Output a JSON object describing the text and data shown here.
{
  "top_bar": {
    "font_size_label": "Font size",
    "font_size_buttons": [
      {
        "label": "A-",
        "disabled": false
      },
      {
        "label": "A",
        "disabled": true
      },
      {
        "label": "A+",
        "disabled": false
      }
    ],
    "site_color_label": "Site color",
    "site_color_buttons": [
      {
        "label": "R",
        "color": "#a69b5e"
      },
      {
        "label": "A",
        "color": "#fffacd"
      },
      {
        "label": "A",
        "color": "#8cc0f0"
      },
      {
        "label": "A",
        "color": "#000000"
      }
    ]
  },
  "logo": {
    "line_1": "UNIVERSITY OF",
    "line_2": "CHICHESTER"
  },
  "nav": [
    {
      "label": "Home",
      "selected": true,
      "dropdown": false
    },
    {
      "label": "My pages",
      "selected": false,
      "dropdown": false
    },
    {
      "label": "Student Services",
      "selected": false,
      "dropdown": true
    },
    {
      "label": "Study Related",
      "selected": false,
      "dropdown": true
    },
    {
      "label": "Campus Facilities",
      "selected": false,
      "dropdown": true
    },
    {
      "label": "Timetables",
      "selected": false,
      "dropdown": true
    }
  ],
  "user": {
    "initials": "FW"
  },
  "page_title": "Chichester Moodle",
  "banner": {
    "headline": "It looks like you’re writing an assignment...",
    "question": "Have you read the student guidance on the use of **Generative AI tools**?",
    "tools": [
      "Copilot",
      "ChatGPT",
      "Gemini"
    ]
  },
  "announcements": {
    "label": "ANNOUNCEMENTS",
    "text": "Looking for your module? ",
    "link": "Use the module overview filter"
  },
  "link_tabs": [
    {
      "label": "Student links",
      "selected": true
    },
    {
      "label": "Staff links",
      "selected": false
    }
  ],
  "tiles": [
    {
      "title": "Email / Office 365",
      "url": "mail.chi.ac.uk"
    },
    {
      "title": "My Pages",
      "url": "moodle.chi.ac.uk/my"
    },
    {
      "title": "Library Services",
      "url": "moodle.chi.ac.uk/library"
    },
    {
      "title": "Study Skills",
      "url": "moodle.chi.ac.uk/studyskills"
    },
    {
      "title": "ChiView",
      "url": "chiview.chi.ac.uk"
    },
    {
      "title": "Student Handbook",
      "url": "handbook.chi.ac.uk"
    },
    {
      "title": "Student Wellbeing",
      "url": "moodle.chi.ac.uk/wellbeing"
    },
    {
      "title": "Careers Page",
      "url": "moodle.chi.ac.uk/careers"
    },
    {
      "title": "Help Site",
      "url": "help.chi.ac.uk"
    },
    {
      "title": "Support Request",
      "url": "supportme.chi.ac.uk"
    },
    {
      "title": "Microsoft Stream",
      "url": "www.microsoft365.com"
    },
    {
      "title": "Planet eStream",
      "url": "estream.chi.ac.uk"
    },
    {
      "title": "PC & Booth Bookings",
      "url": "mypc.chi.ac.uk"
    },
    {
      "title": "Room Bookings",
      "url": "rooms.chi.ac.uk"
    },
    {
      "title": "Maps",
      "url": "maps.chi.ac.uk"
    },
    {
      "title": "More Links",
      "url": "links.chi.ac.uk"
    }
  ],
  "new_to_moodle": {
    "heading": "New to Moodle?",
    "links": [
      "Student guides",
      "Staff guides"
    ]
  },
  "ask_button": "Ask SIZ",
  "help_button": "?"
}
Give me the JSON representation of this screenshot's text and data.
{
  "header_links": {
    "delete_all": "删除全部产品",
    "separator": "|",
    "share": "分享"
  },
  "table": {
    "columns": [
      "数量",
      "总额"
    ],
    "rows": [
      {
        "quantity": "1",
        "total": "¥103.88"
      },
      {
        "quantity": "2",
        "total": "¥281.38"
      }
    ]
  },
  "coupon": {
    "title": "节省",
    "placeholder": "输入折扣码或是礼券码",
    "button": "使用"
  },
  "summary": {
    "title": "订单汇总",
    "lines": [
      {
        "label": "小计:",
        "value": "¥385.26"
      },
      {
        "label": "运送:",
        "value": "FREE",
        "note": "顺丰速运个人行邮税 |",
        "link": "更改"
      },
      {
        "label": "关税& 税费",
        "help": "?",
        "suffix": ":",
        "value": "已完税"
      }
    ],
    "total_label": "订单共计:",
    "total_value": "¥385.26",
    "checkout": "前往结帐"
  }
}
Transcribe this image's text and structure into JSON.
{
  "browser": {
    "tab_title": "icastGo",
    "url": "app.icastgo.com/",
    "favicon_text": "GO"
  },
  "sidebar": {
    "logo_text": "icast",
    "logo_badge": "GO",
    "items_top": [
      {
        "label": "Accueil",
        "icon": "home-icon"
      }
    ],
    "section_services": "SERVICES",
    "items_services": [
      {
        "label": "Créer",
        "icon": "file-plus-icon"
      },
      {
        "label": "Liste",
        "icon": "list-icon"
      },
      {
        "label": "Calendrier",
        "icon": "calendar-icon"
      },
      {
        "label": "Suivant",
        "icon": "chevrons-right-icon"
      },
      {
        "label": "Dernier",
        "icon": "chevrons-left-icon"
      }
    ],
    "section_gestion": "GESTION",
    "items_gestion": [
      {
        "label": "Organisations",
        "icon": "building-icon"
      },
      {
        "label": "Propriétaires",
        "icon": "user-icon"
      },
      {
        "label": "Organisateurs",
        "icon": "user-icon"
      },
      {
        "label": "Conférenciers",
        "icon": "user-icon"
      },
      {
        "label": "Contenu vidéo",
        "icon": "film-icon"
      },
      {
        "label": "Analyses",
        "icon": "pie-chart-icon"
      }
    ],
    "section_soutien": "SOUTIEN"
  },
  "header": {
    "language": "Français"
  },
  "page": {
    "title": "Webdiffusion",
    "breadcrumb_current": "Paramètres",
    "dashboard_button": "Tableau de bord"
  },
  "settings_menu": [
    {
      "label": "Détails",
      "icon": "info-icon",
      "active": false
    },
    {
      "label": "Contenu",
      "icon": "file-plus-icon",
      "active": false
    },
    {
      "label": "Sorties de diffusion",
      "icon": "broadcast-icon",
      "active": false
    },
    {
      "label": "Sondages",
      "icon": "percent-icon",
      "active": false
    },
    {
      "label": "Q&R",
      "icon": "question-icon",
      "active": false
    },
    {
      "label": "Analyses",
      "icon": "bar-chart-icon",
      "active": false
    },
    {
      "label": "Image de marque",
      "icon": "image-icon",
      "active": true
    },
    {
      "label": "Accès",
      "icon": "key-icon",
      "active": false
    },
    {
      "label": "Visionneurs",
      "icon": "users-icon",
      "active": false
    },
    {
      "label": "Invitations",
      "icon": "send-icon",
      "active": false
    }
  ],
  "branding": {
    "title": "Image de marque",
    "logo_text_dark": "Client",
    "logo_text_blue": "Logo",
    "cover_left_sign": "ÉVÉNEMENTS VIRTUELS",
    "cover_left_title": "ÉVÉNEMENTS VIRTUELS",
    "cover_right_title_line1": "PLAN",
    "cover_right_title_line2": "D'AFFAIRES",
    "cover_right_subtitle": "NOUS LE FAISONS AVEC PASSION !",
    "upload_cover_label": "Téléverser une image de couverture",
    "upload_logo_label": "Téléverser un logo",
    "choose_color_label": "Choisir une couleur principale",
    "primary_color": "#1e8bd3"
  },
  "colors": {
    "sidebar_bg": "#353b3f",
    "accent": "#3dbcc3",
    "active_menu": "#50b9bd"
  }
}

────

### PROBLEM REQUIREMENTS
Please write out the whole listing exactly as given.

### EXERCISE SOLUTION
Output a JSON object describing the text and data shown here.
{
  "top_bar": {
    "font_size_label": "Font size",
    "font_size_buttons": [
      {
        "label": "A-",
        "disabled": false
      },
      {
        "label": "A",
        "disabled": true
      },
      {
        "label": "A+",
        "disabled": false
      }
    ],
    "site_color_label": "Site color",
    "site_color_buttons": [
      {
        "label": "R",
        "color": "#a69b5e"
      },
      {
        "label": "A",
        "color": "#fffacd"
      },
      {
        "label": "A",
        "color": "#8cc0f0"
      },
      {
        "label": "A",
        "color": "#000000"
      }
    ]
  },
  "logo": {
    "line_1": "UNIVERSITY OF",
    "line_2": "CHICHESTER"
  },
  "nav": [
    {
      "label": "Home",
      "selected": true,
      "dropdown": false
    },
    {
      "label": "My pages",
      "selected": false,
      "dropdown": false
    },
    {
      "label": "Student Services",
      "selected": false,
      "dropdown": true
    },
    {
      "label": "Study Related",
      "selected": false,
      "dropdown": true
    },
    {
      "label": "Campus Facilities",
      "selected": false,
      "dropdown": true
    },
    {
      "label": "Timetables",
      "selected": false,
      "dropdown": true
    }
  ],
  "user": {
    "initials": "FW"
  },
  "page_title": "Chichester Moodle",
  "banner": {
    "headline": "It looks like you’re writing an assignment...",
    "question": "Have you read the student guidance on the use of **Generative AI tools**?",
    "tools": [
      "Copilot",
      "ChatGPT",
      "Gemini"
    ]
  },
  "announcements": {
    "label": "ANNOUNCEMENTS",
    "text": "Looking for your module? ",
    "link": "Use the module overview filter"
  },
  "link_tabs": [
    {
      "label": "Student links",
      "selected": true
    },
    {
      "label": "Staff links",
      "selected": false
    }
  ],
  "tiles": [
    {
      "title": "Email / Office 365",
      "url": "mail.chi.ac.uk"
    },
    {
      "title": "My Pages",
      "url": "moodle.chi.ac.uk/my"
    },
    {
      "title": "Library Services",
      "url": "moodle.chi.ac.uk/library"
    },
    {
      "title": "Study Skills",
      "url": "moodle.chi.ac.uk/studyskills"
    },
    {
      "title": "ChiView",
      "url": "chiview.chi.ac.uk"
    },
    {
      "title": "Student Handbook",
      "url": "handbook.chi.ac.uk"
    },
    {
      "title": "Student Wellbeing",
      "url": "moodle.chi.ac.uk/wellbeing"
    },
    {
      "title": "Careers Page",
      "url": "moodle.chi.ac.uk/careers"
    },
    {
      "title": "Help Site",
      "url": "help.chi.ac.uk"
    },
    {
      "title": "Support Request",
      "url": "supportme.chi.ac.uk"
    },
    {
      "title": "Microsoft Stream",
      "url": "www.microsoft365.com"
    },
    {
      "title": "Planet eStream",
      "url": "estream.chi.ac.uk"
    },
    {
      "title": "PC & Booth Bookings",
      "url": "mypc.chi.ac.uk"
    },
    {
      "title": "Room Bookings",
      "url": "rooms.chi.ac.uk"
    },
    {
      "title": "Maps",
      "url": "maps.chi.ac.uk"
    },
    {
      "title": "More Links",
      "url": "links.chi.ac.uk"
    }
  ],
  "new_to_moodle": {
    "heading": "New to Moodle?",
    "links": [
      "Student guides",
      "Staff guides"
    ]
  },
  "ask_button": "Ask SIZ",
  "help_button": "?"
}
Give me the JSON representation of this screenshot's text and data.
{
  "header_links": {
    "delete_all": "删除全部产品",
    "separator": "|",
    "share": "分享"
  },
  "table": {
    "columns": [
      "数量",
      "总额"
    ],
    "rows": [
      {
        "quantity": "1",
        "total": "¥103.88"
      },
      {
        "quantity": "2",
        "total": "¥281.38"
      }
    ]
  },
  "coupon": {
    "title": "节省",
    "placeholder": "输入折扣码或是礼券码",
    "button": "使用"
  },
  "summary": {
    "title": "订单汇总",
    "lines": [
      {
        "label": "小计:",
        "value": "¥385.26"
      },
      {
        "label": "运送:",
        "value": "FREE",
        "note": "顺丰速运个人行邮税 |",
        "link": "更改"
      },
      {
        "label": "关税& 税费",
        "help": "?",
        "suffix": ":",
        "value": "已完税"
      }
    ],
    "total_label": "订单共计:",
    "total_value": "¥385.26",
    "checkout": "前往结帐"
  }
}
Transcribe this image's text and structure into JSON.
{
  "browser": {
    "tab_title": "icastGo",
    "url": "app.icastgo.com/",
    "favicon_text": "GO"
  },
  "sidebar": {
    "logo_text": "icast",
    "logo_badge": "GO",
    "items_top": [
      {
        "label": "Accueil",
        "icon": "home-icon"
      }
    ],
    "section_services": "SERVICES",
    "items_services": [
      {
        "label": "Créer",
        "icon": "file-plus-icon"
      },
      {
        "label": "Liste",
        "icon": "list-icon"
      },
      {
        "label": "Calendrier",
        "icon": "calendar-icon"
      },
      {
        "label": "Suivant",
        "icon": "chevrons-right-icon"
      },
      {
        "label": "Dernier",
        "icon": "chevrons-left-icon"
      }
    ],
    "section_gestion": "GESTION",
    "items_gestion": [
      {
        "label": "Organisations",
        "icon": "building-icon"
      },
      {
        "label": "Propriétaires",
        "icon": "user-icon"
      },
      {
        "label": "Organisateurs",
        "icon": "user-icon"
      },
      {
        "label": "Conférenciers",
        "icon": "user-icon"
      },
      {
        "label": "Contenu vidéo",
        "icon": "film-icon"
      },
      {
        "label": "Analyses",
        "icon": "pie-chart-icon"
      }
    ],
    "section_soutien": "SOUTIEN"
  },
  "header": {
    "language": "Français"
  },
  "page": {
    "title": "Webdiffusion",
    "breadcrumb_current": "Paramètres",
    "dashboard_button": "Tableau de bord"
  },
  "settings_menu": [
    {
      "label": "Détails",
      "icon": "info-icon",
      "active": false
    },
    {
      "label": "Contenu",
      "icon": "file-plus-icon",
      "active": false
    },
    {
      "label": "Sorties de diffusion",
      "icon": "broadcast-icon",
      "active": false
    },
    {
      "label": "Sondages",
      "icon": "percent-icon",
      "active": false
    },
    {
      "label": "Q&R",
      "icon": "question-icon",
      "active": false
    },
    {
      "label": "Analyses",
      "icon": "bar-chart-icon",
      "active": false
    },
    {
      "label": "Image de marque",
      "icon": "image-icon",
      "active": true
    },
    {
      "label": "Accès",
      "icon": "key-icon",
      "active": false
    },
    {
      "label": "Visionneurs",
      "icon": "users-icon",
      "active": false
    },
    {
      "label": "Invitations",
      "icon": "send-icon",
      "active": false
    }
  ],
  "branding": {
    "title": "Image de marque",
    "logo_text_dark": "Client",
    "logo_text_blue": "Logo",
    "cover_left_sign": "ÉVÉNEMENTS VIRTUELS",
    "cover_left_title": "ÉVÉNEMENTS VIRTUELS",
    "cover_right_title_line1": "PLAN",
    "cover_right_title_line2": "D'AFFAIRES",
    "cover_right_subtitle": "NOUS LE FAISONS AVEC PASSION !",
    "upload_cover_label": "Téléverser une image de couverture",
    "upload_logo_label": "Téléverser un logo",
    "choose_color_label": "Choisir une couleur principale",
    "primary_color": "#1e8bd3"
  },
  "colors": {
    "sidebar_bg": "#353b3f",
    "accent": "#3dbcc3",
    "active_menu": "#50b9bd"
  }
}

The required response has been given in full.